- A student has disregarded the standards of the classroom and school despite parent/teacher conversations and efforts
- A student’s behavior reflects a negative attitude toward the expectations of the school and/or parent to such a degree that fruitful learning and growth are being hindered
- The teacher and school are convinced that the student and/or parent(s) do not share the behavioral expectations of the school
- Conditions of academic or social probation are not met
Injury Resulting from Children’s Interaction
Cedarwood has a commitment to providing a safe and healthy physical and social environment for children to learn and play. However, even with careful attention to safety, accidents between two children can happen. Even when an injury is accidental, it is important for the child causing this injury to recognize the hurt caused, express an apology, and be made aware of how to prevent a similar situation from recurring. Most injuries fall into one of three categories.
Procedure When a Child Is Injured as the Result of Another’s Action
After consulting with any witnesses, the teacher will determine which category of injury applies to the situation, in the first two types of injury the actions below will be taken. In the case of Intentional Injury, see below.
- The teacher or nearest adult takes care of the injured child
- First Aid is given if needed
- The other child involved in the injury may be asked to help give aid to the hurt child
- The teacher investigates what happened
- The children involved will be talked with, both separately and together to discern the larger picture
- Any witnesses will be talked with
- Apology or restitution is given where needed and appropriate
If the injury appears to be serious enough that the child cannot continue in class, either the teacher or the office staff will call the parents. If the child returns to class without difficulty, the teacher or Student Support and Safety Coordinator will notify the parents about the accident at the end of the school day. The teacher (or staff) will also typically make sure that the parents of the child who was involved (not the victim) in the accident knows about the accident as well. An Incident Report form will be filled out if the injury is significant or if the child continues to feel hurt or uncomfortable.
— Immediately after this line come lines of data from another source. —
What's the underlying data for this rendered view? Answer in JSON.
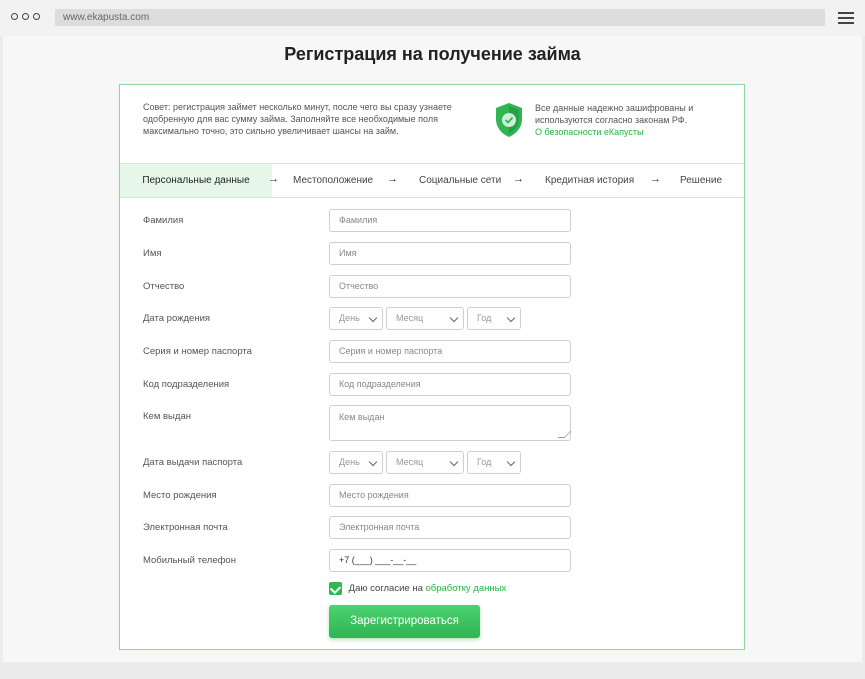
{
  "browser": {
    "url": "www.ekapusta.com"
  },
  "page": {
    "title": "Регистрация на получение займа"
  },
  "tip": "Совет: регистрация займет несколько минут, после чего вы сразу узнаете одобренную для вас сумму займа. Заполняйте все необходимые поля максимально точно, это сильно увеличивает шансы на займ.",
  "security": {
    "text": "Все данные надежно зашифрованы и используются согласно законам РФ.",
    "link": "О безопасности еКапусты"
  },
  "steps": [
    {
      "label": "Персональные данные",
      "active": true
    },
    {
      "label": "Местоположение",
      "active": false
    },
    {
      "label": "Социальные сети",
      "active": false
    },
    {
      "label": "Кредитная история",
      "active": false
    },
    {
      "label": "Решение",
      "active": false
    }
  ],
  "step_arrow": "→",
  "fields": {
    "last_name": {
      "label": "Фамилия",
      "placeholder": "Фамилия"
    },
    "first_name": {
      "label": "Имя",
      "placeholder": "Имя"
    },
    "patronymic": {
      "label": "Отчество",
      "placeholder": "Отчество"
    },
    "birth_date": {
      "label": "Дата рождения",
      "day": "День",
      "month": "Месяц",
      "year": "Год"
    },
    "passport": {
      "label": "Серия и номер паспорта",
      "placeholder": "Серия и номер паспорта"
    },
    "division_code": {
      "label": "Код подразделения",
      "placeholder": "Код подразделения"
    },
    "issued_by": {
      "label": "Кем выдан",
      "placeholder": "Кем выдан"
    },
    "issue_date": {
      "label": "Дата выдачи паспорта",
      "day": "День",
      "month": "Месяц",
      "year": "Год"
    },
    "birth_place": {
      "label": "Место рождения",
      "placeholder": "Место рождения"
    },
    "email": {
      "label": "Электронная почта",
      "placeholder": "Электронная почта"
    },
    "phone": {
      "label": "Мобильный телефон",
      "value": "+7 (___) ___-__-__"
    }
  },
  "consent": {
    "checked": true,
    "text": "Даю согласие на",
    "link": "обработку данных"
  },
  "submit_label": "Зарегистрироваться",
  "colors": {
    "accent": "#2fb552",
    "card_border": "#8fd6a1",
    "active_step_bg": "#e6f7ea"
  }
}
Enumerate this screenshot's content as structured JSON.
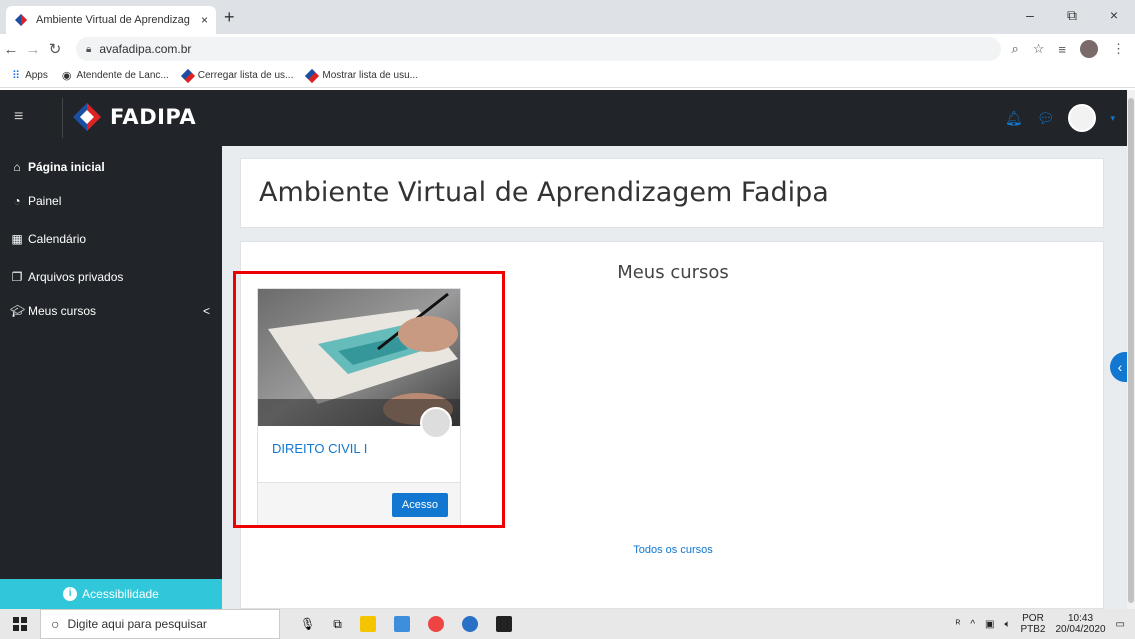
{
  "browser": {
    "tab_title": "Ambiente Virtual de Aprendizag",
    "tab_close": "×",
    "new_tab": "+",
    "window_controls": [
      "–",
      "⧉",
      "×"
    ],
    "url": "avafadipa.com.br",
    "bookmarks": [
      {
        "label": "Apps",
        "icon": "apps-grid-icon"
      },
      {
        "label": "Atendente de Lanc...",
        "icon": "globe-icon"
      },
      {
        "label": "Cerregar lista de us...",
        "icon": "fadipa-diamond-icon"
      },
      {
        "label": "Mostrar lista de usu...",
        "icon": "fadipa-diamond-icon"
      }
    ]
  },
  "header": {
    "logo_text": "FADIPA",
    "colors": {
      "bar": "#212529",
      "accent": "#1177d1"
    }
  },
  "sidebar": {
    "items": [
      {
        "label": "Página inicial",
        "icon": "home-icon",
        "bold": true
      },
      {
        "label": "Painel",
        "icon": "dashboard-icon"
      },
      {
        "label": "Calendário",
        "icon": "calendar-icon"
      },
      {
        "label": "Arquivos privados",
        "icon": "files-icon"
      },
      {
        "label": "Meus cursos",
        "icon": "graduation-cap-icon",
        "chevron": "<"
      }
    ],
    "accessibility_label": "Acessibilidade",
    "accessibility_color": "#2fc7d9"
  },
  "main": {
    "page_title": "Ambiente Virtual de Aprendizagem Fadipa",
    "courses_title": "Meus cursos",
    "course": {
      "name": "DIREITO CIVIL I",
      "button_label": "Acesso"
    },
    "all_courses_link": "Todos os cursos"
  },
  "taskbar": {
    "search_placeholder": "Digite aqui para pesquisar",
    "lang_top": "POR",
    "lang_bottom": "PTB2",
    "time": "10:43",
    "date": "20/04/2020"
  }
}
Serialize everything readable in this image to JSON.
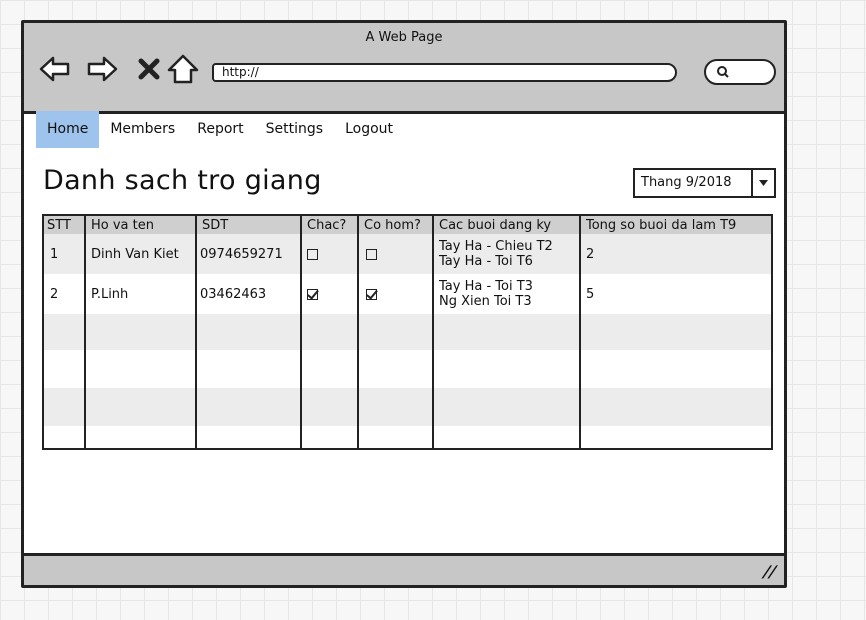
{
  "window": {
    "title": "A Web Page"
  },
  "browser": {
    "url": "http://"
  },
  "menu": [
    {
      "label": "Home",
      "active": true
    },
    {
      "label": "Members",
      "active": false
    },
    {
      "label": "Report",
      "active": false
    },
    {
      "label": "Settings",
      "active": false
    },
    {
      "label": "Logout",
      "active": false
    }
  ],
  "page": {
    "title": "Danh sach tro giang"
  },
  "month_select": {
    "value": "Thang 9/2018"
  },
  "table": {
    "headers": [
      "STT",
      "Ho va ten",
      "SDT",
      "Chac?",
      "Co hom?",
      "Cac buoi dang ky",
      "Tong so buoi da lam T9"
    ],
    "rows": [
      {
        "stt": "1",
        "name": "Dinh Van Kiet",
        "sdt": "0974659271",
        "chac": false,
        "cohom": false,
        "buoi1": "Tay Ha - Chieu T2",
        "buoi2": "Tay Ha - Toi T6",
        "tong": "2"
      },
      {
        "stt": "2",
        "name": "P.Linh",
        "sdt": "03462463",
        "chac": true,
        "cohom": true,
        "buoi1": "Tay Ha - Toi T3",
        "buoi2": "Ng Xien Toi T3",
        "tong": "5"
      }
    ]
  },
  "icons": {
    "back": "back-arrow-icon",
    "forward": "forward-arrow-icon",
    "stop": "close-icon",
    "home": "home-icon",
    "search": "search-icon",
    "dropdown": "chevron-down-icon",
    "resize": "resize-grip-icon"
  }
}
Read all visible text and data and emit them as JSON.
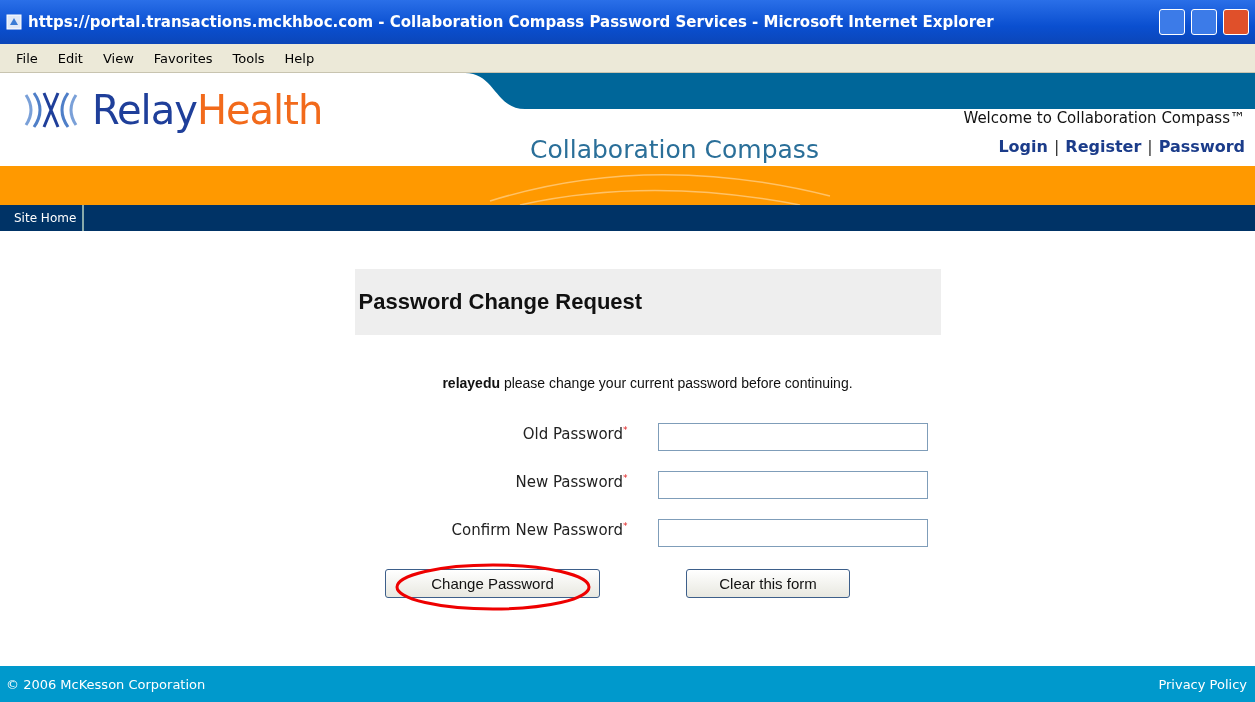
{
  "window": {
    "title": "https://portal.transactions.mckhboc.com - Collaboration Compass Password Services - Microsoft Internet Explorer"
  },
  "menu": [
    "File",
    "Edit",
    "View",
    "Favorites",
    "Tools",
    "Help"
  ],
  "header": {
    "logo_first": "Relay",
    "logo_second": "Health",
    "site_title": "Collaboration Compass",
    "welcome": "Welcome to Collaboration Compass™",
    "links": [
      "Login",
      "Register",
      "Password"
    ],
    "separator": "|"
  },
  "nav": [
    "Site Home"
  ],
  "form": {
    "title": "Password Change Request",
    "message": "**relayedu** please change your current password before continuing.",
    "fields": [
      {
        "label": "Old Password",
        "required_mark": "*"
      },
      {
        "label": "New Password",
        "required_mark": "*"
      },
      {
        "label": "Confirm New Password",
        "required_mark": "*"
      }
    ],
    "buttons": [
      {
        "label": "Change Password",
        "circled": true
      },
      {
        "label": "Clear this form",
        "circled": false
      }
    ]
  },
  "footer": {
    "copyright": "© 2006 McKesson Corporation",
    "link": "Privacy Policy"
  }
}
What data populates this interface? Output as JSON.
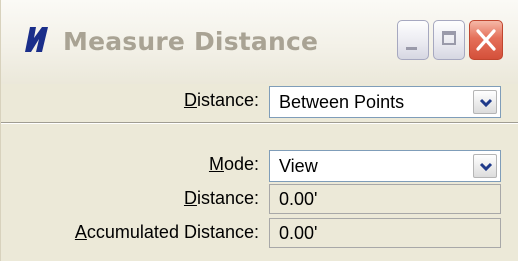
{
  "window": {
    "title": "Measure Distance",
    "icon": "microstation-logo-icon"
  },
  "distance_row": {
    "label_underlined": "D",
    "label_rest": "istance:",
    "value": "Between Points"
  },
  "mode_row": {
    "label_underlined": "M",
    "label_rest": "ode:",
    "value": "View"
  },
  "distance_output": {
    "label_underlined": "D",
    "label_rest": "istance:",
    "value": "0.00'"
  },
  "accumulated_output": {
    "label_underlined": "A",
    "label_rest": "ccumulated Distance:",
    "value": "0.00'"
  },
  "colors": {
    "accent": "#1a2e8a",
    "close": "#d4503a"
  }
}
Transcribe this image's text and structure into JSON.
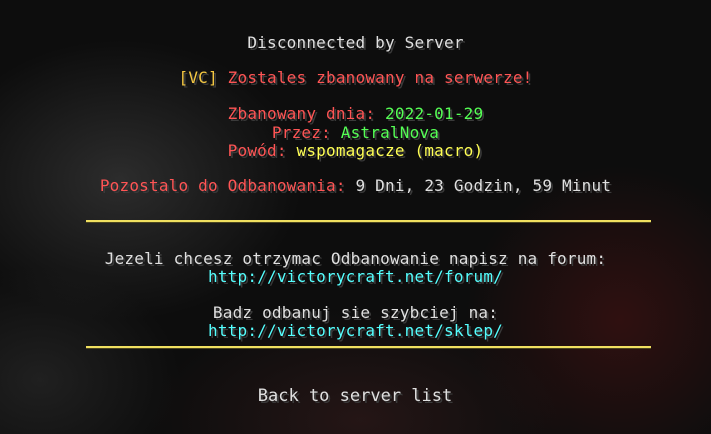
{
  "screen": {
    "title": "Disconnected by Server"
  },
  "ban_message": {
    "prefix": "[VC]",
    "headline": "Zostales zbanowany na serwerze!",
    "date_label": "Zbanowany dnia:",
    "date_value": "2022-01-29",
    "by_label": "Przez:",
    "by_value": "AstralNova",
    "reason_label": "Powód:",
    "reason_value": "wspomagacze (macro)",
    "remaining_label": "Pozostalo do Odbanowania:",
    "remaining_value": "9 Dni, 23 Godzin, 59 Minut"
  },
  "info": {
    "forum_text": "Jezeli chcesz otrzymac Odbanowanie napisz na forum:",
    "forum_link": "http://victorycraft.net/forum/",
    "shop_text": "Badz odbanuj sie szybciej na:",
    "shop_link": "http://victorycraft.net/sklep/"
  },
  "buttons": {
    "back_label": "Back to server list"
  },
  "colors": {
    "gray": "#e0e0e0",
    "gold": "#f5c842",
    "red": "#ff5555",
    "green": "#55ff55",
    "yellow": "#ffff55",
    "aqua": "#55ffff",
    "divider": "#f0e060"
  }
}
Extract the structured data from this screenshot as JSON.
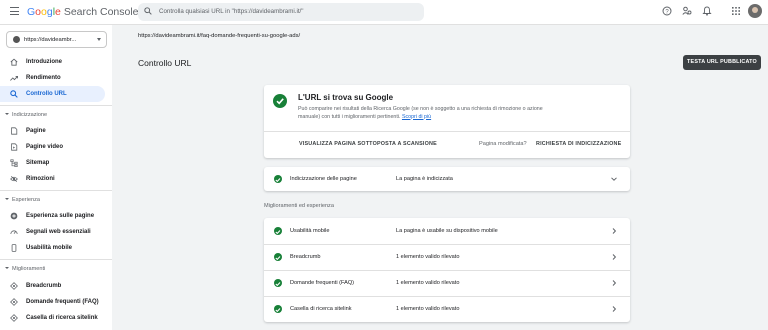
{
  "app": {
    "logo_google": "Google",
    "logo_product": "Search Console"
  },
  "search": {
    "placeholder": "Controlla qualsiasi URL in \"https://davideambrami.it/\""
  },
  "property": {
    "label": "https://davideambr..."
  },
  "sidebar": {
    "items": [
      {
        "label": "Introduzione",
        "icon": "home-icon"
      },
      {
        "label": "Rendimento",
        "icon": "trending-icon"
      },
      {
        "label": "Controllo URL",
        "icon": "search-icon",
        "active": true
      }
    ],
    "sections": [
      {
        "title": "Indicizzazione",
        "items": [
          {
            "label": "Pagine",
            "icon": "page-icon"
          },
          {
            "label": "Pagine video",
            "icon": "video-page-icon"
          },
          {
            "label": "Sitemap",
            "icon": "sitemap-icon"
          },
          {
            "label": "Rimozioni",
            "icon": "removal-icon"
          }
        ]
      },
      {
        "title": "Esperienza",
        "items": [
          {
            "label": "Esperienza sulle pagine",
            "icon": "plus-circle-icon"
          },
          {
            "label": "Segnali web essenziali",
            "icon": "speed-icon"
          },
          {
            "label": "Usabilità mobile",
            "icon": "phone-icon"
          }
        ]
      },
      {
        "title": "Miglioramenti",
        "items": [
          {
            "label": "Breadcrumb",
            "icon": "diamond-icon"
          },
          {
            "label": "Domande frequenti (FAQ)",
            "icon": "diamond-icon"
          },
          {
            "label": "Casella di ricerca sitelink",
            "icon": "diamond-icon"
          }
        ]
      }
    ]
  },
  "main": {
    "url": "https://davideambrami.it/faq-domande-frequenti-su-google-ads/",
    "title": "Controllo URL",
    "test_button": "TESTA URL PUBBLICATO",
    "status_card": {
      "title": "L'URL si trova su Google",
      "description": "Può comparire nei risultati della Ricerca Google (se non è soggetto a una richiesta di rimozione o azione manuale) con tutti i miglioramenti pertinenti.",
      "learn_more": "Scopri di più",
      "view_crawled": "VISUALIZZA PAGINA SOTTOPOSTA A SCANSIONE",
      "page_modified": "Pagina modificata?",
      "request_indexing": "RICHIESTA DI INDICIZZAZIONE"
    },
    "indexing_row": {
      "label": "Indicizzazione delle pagine",
      "value": "La pagina è indicizzata"
    },
    "enhancements_title": "Miglioramenti ed esperienza",
    "enhancements": [
      {
        "label": "Usabilità mobile",
        "value": "La pagina è usabile su dispositivo mobile"
      },
      {
        "label": "Breadcrumb",
        "value": "1 elemento valido rilevato"
      },
      {
        "label": "Domande frequenti (FAQ)",
        "value": "1 elemento valido rilevato"
      },
      {
        "label": "Casella di ricerca sitelink",
        "value": "1 elemento valido rilevato"
      }
    ]
  },
  "colors": {
    "accent": "#1967d2",
    "success": "#188038",
    "active_bg": "#e8f0fe"
  }
}
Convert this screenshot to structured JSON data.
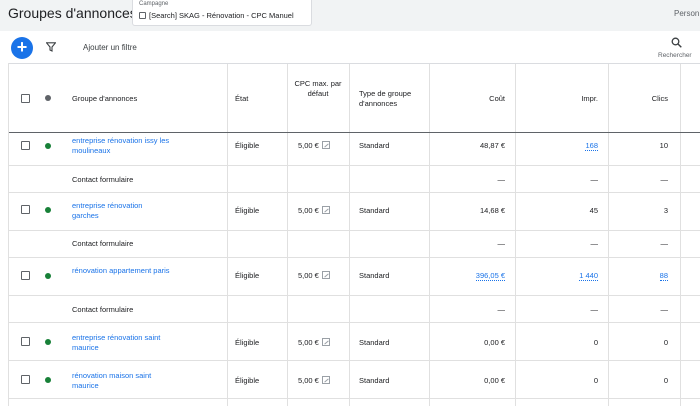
{
  "header": {
    "title": "Groupes d'annonces",
    "campaign_label": "Campagne",
    "campaign_name": "[Search] SKAG - Rénovation - CPC Manuel",
    "person_label": "Person"
  },
  "toolbar": {
    "add_filter": "Ajouter un filtre",
    "search_label": "Rechercher",
    "fab_symbol": "+"
  },
  "table": {
    "columns": {
      "group": "Groupe d'annonces",
      "state": "État",
      "cpc": "CPC max. par défaut",
      "type": "Type de groupe d'annonces",
      "cost": "Coût",
      "impr": "Impr.",
      "clicks": "Clics"
    },
    "rows": [
      {
        "name": "entreprise rénovation issy les moulineaux",
        "state": "Éligible",
        "cpc": "5,00 €",
        "type": "Standard",
        "cost": "48,87 €",
        "impr": "168",
        "clicks": "10",
        "sub": "Contact formulaire",
        "sub_cost": "—",
        "sub_impr": "—",
        "sub_clicks": "—"
      },
      {
        "name": "entreprise rénovation garches",
        "state": "Éligible",
        "cpc": "5,00 €",
        "type": "Standard",
        "cost": "14,68 €",
        "impr": "45",
        "clicks": "3",
        "sub": "Contact formulaire",
        "sub_cost": "—",
        "sub_impr": "—",
        "sub_clicks": "—"
      },
      {
        "name": "rénovation appartement paris",
        "state": "Éligible",
        "cpc": "5,00 €",
        "type": "Standard",
        "cost": "396,05 €",
        "impr": "1 440",
        "clicks": "88",
        "sub": "Contact formulaire",
        "sub_cost": "—",
        "sub_impr": "—",
        "sub_clicks": "—"
      },
      {
        "name": "entreprise rénovation saint maurice",
        "state": "Éligible",
        "cpc": "5,00 €",
        "type": "Standard",
        "cost": "0,00 €",
        "impr": "0",
        "clicks": "0"
      },
      {
        "name": "rénovation maison saint maurice",
        "state": "Éligible",
        "cpc": "5,00 €",
        "type": "Standard",
        "cost": "0,00 €",
        "impr": "0",
        "clicks": "0"
      }
    ]
  },
  "colors": {
    "accent": "#1a73e8",
    "status": "#188038"
  }
}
Request for Support Form
If you feel that you need support - in any way - please fill out this form and our Head of School will contact you.